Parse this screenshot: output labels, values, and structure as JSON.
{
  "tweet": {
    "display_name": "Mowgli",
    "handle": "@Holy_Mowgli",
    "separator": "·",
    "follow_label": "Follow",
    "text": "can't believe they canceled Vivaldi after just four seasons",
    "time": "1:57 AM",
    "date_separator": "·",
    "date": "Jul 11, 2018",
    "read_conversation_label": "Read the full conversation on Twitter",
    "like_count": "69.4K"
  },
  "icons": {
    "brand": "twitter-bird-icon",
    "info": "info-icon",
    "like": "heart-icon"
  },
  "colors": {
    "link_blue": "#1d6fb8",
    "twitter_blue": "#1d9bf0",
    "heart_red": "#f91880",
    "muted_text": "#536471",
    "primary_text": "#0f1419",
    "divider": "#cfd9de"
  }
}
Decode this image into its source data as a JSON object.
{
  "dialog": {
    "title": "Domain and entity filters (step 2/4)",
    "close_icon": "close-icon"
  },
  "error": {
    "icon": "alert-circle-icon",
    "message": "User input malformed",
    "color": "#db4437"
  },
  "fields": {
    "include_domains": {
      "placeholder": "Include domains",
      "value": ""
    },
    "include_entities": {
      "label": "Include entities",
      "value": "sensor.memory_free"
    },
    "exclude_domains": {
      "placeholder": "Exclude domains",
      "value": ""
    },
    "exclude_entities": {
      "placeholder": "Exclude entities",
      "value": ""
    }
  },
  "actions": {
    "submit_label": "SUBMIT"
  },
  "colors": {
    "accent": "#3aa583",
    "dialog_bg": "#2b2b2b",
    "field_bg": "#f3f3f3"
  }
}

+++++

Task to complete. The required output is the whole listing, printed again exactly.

Response to this exercise.
Parse this screenshot: output labels, values, and structure as JSON.
{
  "tweet": {
    "display_name": "Mowgli",
    "handle": "@Holy_Mowgli",
    "separator": "·",
    "follow_label": "Follow",
    "text": "can't believe they canceled Vivaldi after just four seasons",
    "time": "1:57 AM",
    "date_separator": "·",
    "date": "Jul 11, 2018",
    "read_conversation_label": "Read the full conversation on Twitter",
    "like_count": "69.4K"
  },
  "icons": {
    "brand": "twitter-bird-icon",
    "info": "info-icon",
    "like": "heart-icon"
  },
  "colors": {
    "link_blue": "#1d6fb8",
    "twitter_blue": "#1d9bf0",
    "heart_red": "#f91880",
    "muted_text": "#536471",
    "primary_text": "#0f1419",
    "divider": "#cfd9de"
  }
}
Decode this image into its source data as a JSON object.
{
  "dialog": {
    "title": "Domain and entity filters (step 2/4)",
    "close_icon": "close-icon"
  },
  "error": {
    "icon": "alert-circle-icon",
    "message": "User input malformed",
    "color": "#db4437"
  },
  "fields": {
    "include_domains": {
      "placeholder": "Include domains",
      "value": ""
    },
    "include_entities": {
      "label": "Include entities",
      "value": "sensor.memory_free"
    },
    "exclude_domains": {
      "placeholder": "Exclude domains",
      "value": ""
    },
    "exclude_entities": {
      "placeholder": "Exclude entities",
      "value": ""
    }
  },
  "actions": {
    "submit_label": "SUBMIT"
  },
  "colors": {
    "accent": "#3aa583",
    "dialog_bg": "#2b2b2b",
    "field_bg": "#f3f3f3"
  }
}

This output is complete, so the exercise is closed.